Buying a House in Retirement: Rights and Challenges for Senior Homebuyers
Are you thinking about buying a house now that you’re retired? Maybe you’re planning a senior downsize, moving closer to family, or even becoming a first-time homeowner in retirement. Whatever your reasons, you should know that it is possible to buy a house when you’re no longer working. However, there are some challenges to be aware of.
Pros and Cons of Buying a Home in Cash
Paying cash for a home saves on closing costs, eliminates mortgage payments in retirement, and makes you a more competitive buyer. However, paying cash isn’t all good news: When you buy a home in cash, you tie up money in an illiquid asset. That’s fine if you’ve already saved more than enough money for retirement, but if you might need that money to pay for healthcare or long-term care, you’re better off getting a mortgage and keeping your cash liquid.
Getting a mortgage may be wise even if you can afford to pay cash. While you’ll pay interest on a mortgage, the interest rate may be lower than the return you could earn on other investments. You’ll also lose out on the mortgage interest tax deduction. If you’re thinking about paying cash for your home, talk to a financial advisor first to make sure it’s the right choice for your money.
Getting a Mortgage in Retirement:
Lenders can’t deny a mortgage to anyone based on age, which means you can borrow for a home whether you’re 35 or 85. However, lenders do want proof that you have an adequate debt-to-income ratio, which can be hard to achieve when you no longer have a salary.
Luckily, retirees can include Social Security income, 401(k) and IRA distributions, and other income sources when qualifying for a mortgage. However, there is a catch: Lenders like Fannie Mae only count income that’s “stable, predictable, and likely to continue.” When it comes to exhaustible resources like retirement accounts, lenders want proof the income will continue for at least three years. Mass Mutual explains lending requirements for retirees more in-depth.
Now that you know what counts as income, you can calculate your debt-to-income ratio to see if you meet lenders’ standards. While a lower debt-to-income ratio is always better, some lenders work with buyers who have higher ratios, so don’t be afraid to shop around.
Finding an Age-Friendly Home:
For many seniors, the challenge isn’t paying for a home — it’s finding a home worth buying. That’s not to say there aren’t fantastic homes on the market! However, many homes aren’t designed for the needs of people with mobility problems. Since senior buyers are looking for a house they can live in for years to come, age-friendly features like step-free entrances and accessible bathrooms are important even if they’re not needed today.
Age-friendly features are more common in new homes than older housing stock. Features like first-floor master bedrooms, wide doorways and hallways, and open-concept rooms are easier to find in today’s homes, limiting the amount of remodeling that’s needed. However, you should make room in your budget for aging-in-place modifications, as even the most modern home may need some changes. As long as a house only needs minor updates like installing slip-resistant flooring and lever door handles, remodeling for accessibility can be quite affordable.
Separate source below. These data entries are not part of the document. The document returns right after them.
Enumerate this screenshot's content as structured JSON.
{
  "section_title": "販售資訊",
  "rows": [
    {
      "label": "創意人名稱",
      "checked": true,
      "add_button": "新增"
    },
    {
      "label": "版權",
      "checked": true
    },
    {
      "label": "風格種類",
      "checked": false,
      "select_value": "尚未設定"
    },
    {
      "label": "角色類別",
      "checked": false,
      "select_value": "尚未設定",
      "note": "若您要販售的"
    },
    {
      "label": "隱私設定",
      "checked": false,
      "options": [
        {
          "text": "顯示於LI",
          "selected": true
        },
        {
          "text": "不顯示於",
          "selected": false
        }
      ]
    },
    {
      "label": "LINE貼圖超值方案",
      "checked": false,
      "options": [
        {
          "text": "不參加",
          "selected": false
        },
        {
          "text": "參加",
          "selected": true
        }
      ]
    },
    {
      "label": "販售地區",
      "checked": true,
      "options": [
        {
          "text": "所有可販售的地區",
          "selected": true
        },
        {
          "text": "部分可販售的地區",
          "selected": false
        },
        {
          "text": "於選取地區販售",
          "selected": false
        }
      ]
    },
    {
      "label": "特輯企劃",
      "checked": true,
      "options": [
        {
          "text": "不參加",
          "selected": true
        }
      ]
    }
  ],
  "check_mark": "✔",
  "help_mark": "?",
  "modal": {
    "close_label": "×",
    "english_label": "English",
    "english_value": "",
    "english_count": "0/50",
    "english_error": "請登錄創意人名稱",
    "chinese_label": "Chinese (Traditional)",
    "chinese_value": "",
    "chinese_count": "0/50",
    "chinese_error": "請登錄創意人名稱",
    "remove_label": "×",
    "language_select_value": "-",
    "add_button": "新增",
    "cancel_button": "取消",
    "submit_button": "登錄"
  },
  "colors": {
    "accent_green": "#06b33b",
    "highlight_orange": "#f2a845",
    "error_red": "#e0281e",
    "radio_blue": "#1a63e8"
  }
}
Moving in retirement is bittersweet. On one hand, you have to say goodbye to the family home you’ve loved for years. On the other, you get to age gracefully in a house that’s suited to your needs — and maybe give your finances a boost along the way. If you’re thinking about buying a home in retirement and need guidance, reach out for help finding your ideal age-friendly home.